(WORK REQUEST): Write out the following records exactly, each one in full.
(DATA FOR THIS TASK)
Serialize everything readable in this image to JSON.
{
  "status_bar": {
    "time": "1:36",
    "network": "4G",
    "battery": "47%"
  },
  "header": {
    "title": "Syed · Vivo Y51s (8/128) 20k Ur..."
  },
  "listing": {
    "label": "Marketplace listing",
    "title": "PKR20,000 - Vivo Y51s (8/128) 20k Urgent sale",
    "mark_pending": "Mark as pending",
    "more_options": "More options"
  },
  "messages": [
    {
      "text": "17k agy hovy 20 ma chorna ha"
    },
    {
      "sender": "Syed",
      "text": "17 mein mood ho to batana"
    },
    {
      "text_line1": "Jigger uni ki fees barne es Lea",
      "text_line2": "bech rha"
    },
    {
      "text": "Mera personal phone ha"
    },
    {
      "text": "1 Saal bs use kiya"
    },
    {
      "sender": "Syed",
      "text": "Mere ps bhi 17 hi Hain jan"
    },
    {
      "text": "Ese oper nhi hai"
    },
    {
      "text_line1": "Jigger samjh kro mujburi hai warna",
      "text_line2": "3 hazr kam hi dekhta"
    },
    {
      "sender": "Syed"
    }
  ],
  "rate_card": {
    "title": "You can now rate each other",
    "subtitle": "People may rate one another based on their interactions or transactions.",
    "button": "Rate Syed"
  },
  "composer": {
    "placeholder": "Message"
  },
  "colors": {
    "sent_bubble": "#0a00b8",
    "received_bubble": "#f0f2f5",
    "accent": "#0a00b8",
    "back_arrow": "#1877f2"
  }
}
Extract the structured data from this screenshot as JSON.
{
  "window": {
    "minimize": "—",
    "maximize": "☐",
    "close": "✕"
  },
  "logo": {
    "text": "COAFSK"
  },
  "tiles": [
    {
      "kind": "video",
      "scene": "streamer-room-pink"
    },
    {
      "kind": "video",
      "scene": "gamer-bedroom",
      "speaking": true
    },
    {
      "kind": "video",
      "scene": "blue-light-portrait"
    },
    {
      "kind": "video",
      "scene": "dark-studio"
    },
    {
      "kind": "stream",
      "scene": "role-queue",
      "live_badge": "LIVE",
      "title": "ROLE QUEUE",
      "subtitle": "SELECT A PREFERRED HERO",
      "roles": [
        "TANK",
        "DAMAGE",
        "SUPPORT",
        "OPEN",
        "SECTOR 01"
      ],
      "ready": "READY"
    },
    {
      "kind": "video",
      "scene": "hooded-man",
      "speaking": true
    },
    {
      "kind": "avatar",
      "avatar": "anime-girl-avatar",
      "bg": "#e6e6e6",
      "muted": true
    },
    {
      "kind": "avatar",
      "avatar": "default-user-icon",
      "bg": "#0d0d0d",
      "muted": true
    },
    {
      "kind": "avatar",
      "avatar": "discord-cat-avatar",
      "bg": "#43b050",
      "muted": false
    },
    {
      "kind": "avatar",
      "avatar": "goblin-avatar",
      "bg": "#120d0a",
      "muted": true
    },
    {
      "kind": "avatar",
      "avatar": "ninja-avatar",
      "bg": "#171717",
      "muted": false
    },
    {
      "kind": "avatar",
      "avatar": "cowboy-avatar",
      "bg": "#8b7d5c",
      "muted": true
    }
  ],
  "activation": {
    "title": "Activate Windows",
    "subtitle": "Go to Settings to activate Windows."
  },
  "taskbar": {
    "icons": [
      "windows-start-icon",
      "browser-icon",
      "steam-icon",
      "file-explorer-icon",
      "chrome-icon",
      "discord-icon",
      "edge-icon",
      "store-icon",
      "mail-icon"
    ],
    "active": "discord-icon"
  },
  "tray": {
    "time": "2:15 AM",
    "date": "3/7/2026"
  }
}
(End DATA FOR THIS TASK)
(TASK RESPONSE):
Serialize everything readable in this image to JSON.
{
  "status_bar": {
    "time": "1:36",
    "network": "4G",
    "battery": "47%"
  },
  "header": {
    "title": "Syed · Vivo Y51s (8/128) 20k Ur..."
  },
  "listing": {
    "label": "Marketplace listing",
    "title": "PKR20,000 - Vivo Y51s (8/128) 20k Urgent sale",
    "mark_pending": "Mark as pending",
    "more_options": "More options"
  },
  "messages": [
    {
      "text": "17k agy hovy 20 ma chorna ha"
    },
    {
      "sender": "Syed",
      "text": "17 mein mood ho to batana"
    },
    {
      "text_line1": "Jigger uni ki fees barne es Lea",
      "text_line2": "bech rha"
    },
    {
      "text": "Mera personal phone ha"
    },
    {
      "text": "1 Saal bs use kiya"
    },
    {
      "sender": "Syed",
      "text": "Mere ps bhi 17 hi Hain jan"
    },
    {
      "text": "Ese oper nhi hai"
    },
    {
      "text_line1": "Jigger samjh kro mujburi hai warna",
      "text_line2": "3 hazr kam hi dekhta"
    },
    {
      "sender": "Syed"
    }
  ],
  "rate_card": {
    "title": "You can now rate each other",
    "subtitle": "People may rate one another based on their interactions or transactions.",
    "button": "Rate Syed"
  },
  "composer": {
    "placeholder": "Message"
  },
  "colors": {
    "sent_bubble": "#0a00b8",
    "received_bubble": "#f0f2f5",
    "accent": "#0a00b8",
    "back_arrow": "#1877f2"
  }
}
Extract the structured data from this screenshot as JSON.
{
  "window": {
    "minimize": "—",
    "maximize": "☐",
    "close": "✕"
  },
  "logo": {
    "text": "COAFSK"
  },
  "tiles": [
    {
      "kind": "video",
      "scene": "streamer-room-pink"
    },
    {
      "kind": "video",
      "scene": "gamer-bedroom",
      "speaking": true
    },
    {
      "kind": "video",
      "scene": "blue-light-portrait"
    },
    {
      "kind": "video",
      "scene": "dark-studio"
    },
    {
      "kind": "stream",
      "scene": "role-queue",
      "live_badge": "LIVE",
      "title": "ROLE QUEUE",
      "subtitle": "SELECT A PREFERRED HERO",
      "roles": [
        "TANK",
        "DAMAGE",
        "SUPPORT",
        "OPEN",
        "SECTOR 01"
      ],
      "ready": "READY"
    },
    {
      "kind": "video",
      "scene": "hooded-man",
      "speaking": true
    },
    {
      "kind": "avatar",
      "avatar": "anime-girl-avatar",
      "bg": "#e6e6e6",
      "muted": true
    },
    {
      "kind": "avatar",
      "avatar": "default-user-icon",
      "bg": "#0d0d0d",
      "muted": true
    },
    {
      "kind": "avatar",
      "avatar": "discord-cat-avatar",
      "bg": "#43b050",
      "muted": false
    },
    {
      "kind": "avatar",
      "avatar": "goblin-avatar",
      "bg": "#120d0a",
      "muted": true
    },
    {
      "kind": "avatar",
      "avatar": "ninja-avatar",
      "bg": "#171717",
      "muted": false
    },
    {
      "kind": "avatar",
      "avatar": "cowboy-avatar",
      "bg": "#8b7d5c",
      "muted": true
    }
  ],
  "activation": {
    "title": "Activate Windows",
    "subtitle": "Go to Settings to activate Windows."
  },
  "taskbar": {
    "icons": [
      "windows-start-icon",
      "browser-icon",
      "steam-icon",
      "file-explorer-icon",
      "chrome-icon",
      "discord-icon",
      "edge-icon",
      "store-icon",
      "mail-icon"
    ],
    "active": "discord-icon"
  },
  "tray": {
    "time": "2:15 AM",
    "date": "3/7/2026"
  }
}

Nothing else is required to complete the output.